Joanna and Derek were assigned a paso doble from "the future." (The highlight: hearing the announcer say, "Dancing the futuristic paso doble…") In reality, their paso doble seemed more influenced by 1970s visions of the year 2000 than by anything that would be considered futuristic now — it was all silver suits and stripey eye makeup straight out of a Duran Duran video. Still, the technique was mostly there, and they managed some nice unison dancing. Bruno called Derek "a genius," and the judges also praised Joanna for her execution of the complex dance Derek had created. Even Len signed on with "genius" (really, Len?) and they received two 10s and a 9, putting them two points ahead of Aaron and seven points behind Mya. (In the future, no one will understand why that dance scored so high.)
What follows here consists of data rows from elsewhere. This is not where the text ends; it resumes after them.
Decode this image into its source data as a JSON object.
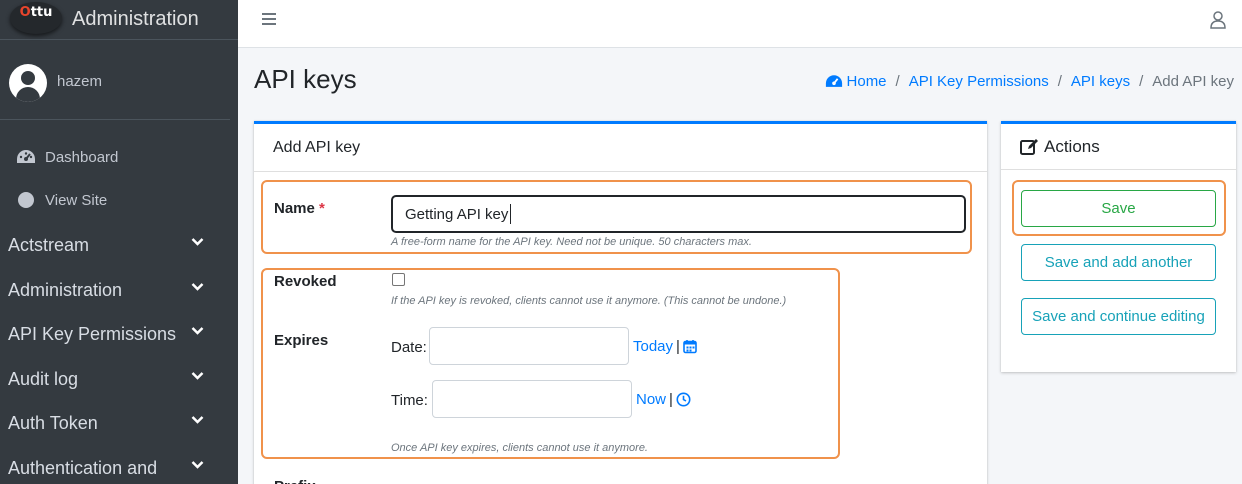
{
  "brand": {
    "logo_text": "Ottu",
    "title": "Administration"
  },
  "user": {
    "name": "hazem"
  },
  "sidebar": {
    "links": [
      {
        "label": "Dashboard",
        "icon": "tachometer-icon"
      },
      {
        "label": "View Site",
        "icon": "circle-icon"
      }
    ],
    "sections": [
      {
        "label": "Actstream"
      },
      {
        "label": "Administration"
      },
      {
        "label": "API Key Permissions"
      },
      {
        "label": "Audit log"
      },
      {
        "label": "Auth Token"
      },
      {
        "label": "Authentication and"
      }
    ]
  },
  "page": {
    "title": "API keys",
    "breadcrumb": [
      "Home",
      "API Key Permissions",
      "API keys",
      "Add API key"
    ]
  },
  "form": {
    "card_title": "Add API key",
    "name": {
      "label": "Name",
      "required_mark": "*",
      "value": "Getting API key",
      "help": "A free-form name for the API key. Need not be unique. 50 characters max."
    },
    "revoked": {
      "label": "Revoked",
      "checked": false,
      "help": "If the API key is revoked, clients cannot use it anymore. (This cannot be undone.)"
    },
    "expires": {
      "label": "Expires",
      "date_label": "Date:",
      "date_value": "",
      "today_link": "Today",
      "time_label": "Time:",
      "time_value": "",
      "now_link": "Now",
      "help": "Once API key expires, clients cannot use it anymore."
    },
    "next_label_partial": "Prefix"
  },
  "actions": {
    "title": "Actions",
    "save": "Save",
    "save_add_another": "Save and add another",
    "save_continue": "Save and continue editing"
  },
  "colors": {
    "sidebar_bg": "#343a40",
    "primary": "#007bff",
    "success": "#28a745",
    "info": "#17a2b8",
    "highlight": "#f0924b"
  }
}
Kelly and Louis were given a jive from the '60s, an upbeat opportunity for fun that would be great news for most couples, but which took Kelly down a road that hasn't been working for her recently. Kelly's fear that she couldn't keep up with the speed of the dance seemed to suck some of the air out of her performance, which was a little flat-footed again. This time, though, the judges liked the flair in the routine enough that they overlooked those problems more easily, and Carrie Ann called it one of Kelly's best performances. Kelly and Louis wound up only a point behind Joanna and Derek for the evening, and stayed a point ahead of Aaron and Karina.
Donny was very excited about doing an '80s-inspired paso doble, because it meant he could wear a mullet wig — which he did. Decked out like Adam Ant, he certainly sold the style, but the dance itself was silly, and Donny looked tired by the end of it. Len declared that he "liked it," though it was clear that he didn't like it in the "that was good dancing" kind of way. Donny and Kym's three 8s tied them with Aaron and Karina for last place on the scoreboard.
So what happens on Tuesday night? Four pairs are bunched together at the bottom, with Mya and Dmitry well ahead. Of those four, any could go, but signs point to Aaron Carter. He's got the lowest judges' scores, tied with Donny Osmond, who seems to be an audience favorite where Aaron is not. Neither of Aaron's dances on Monday night was a crowd-pleaser.
It could be Kelly or Joanna, but they seem to have fans and he seems not to — and he's already survived the bottom two a few times. Tuesday night could easily send Aaron and Karina home to recuperate from the flu in peace.
Linda Holmes is a frequent contributor to msnbc.com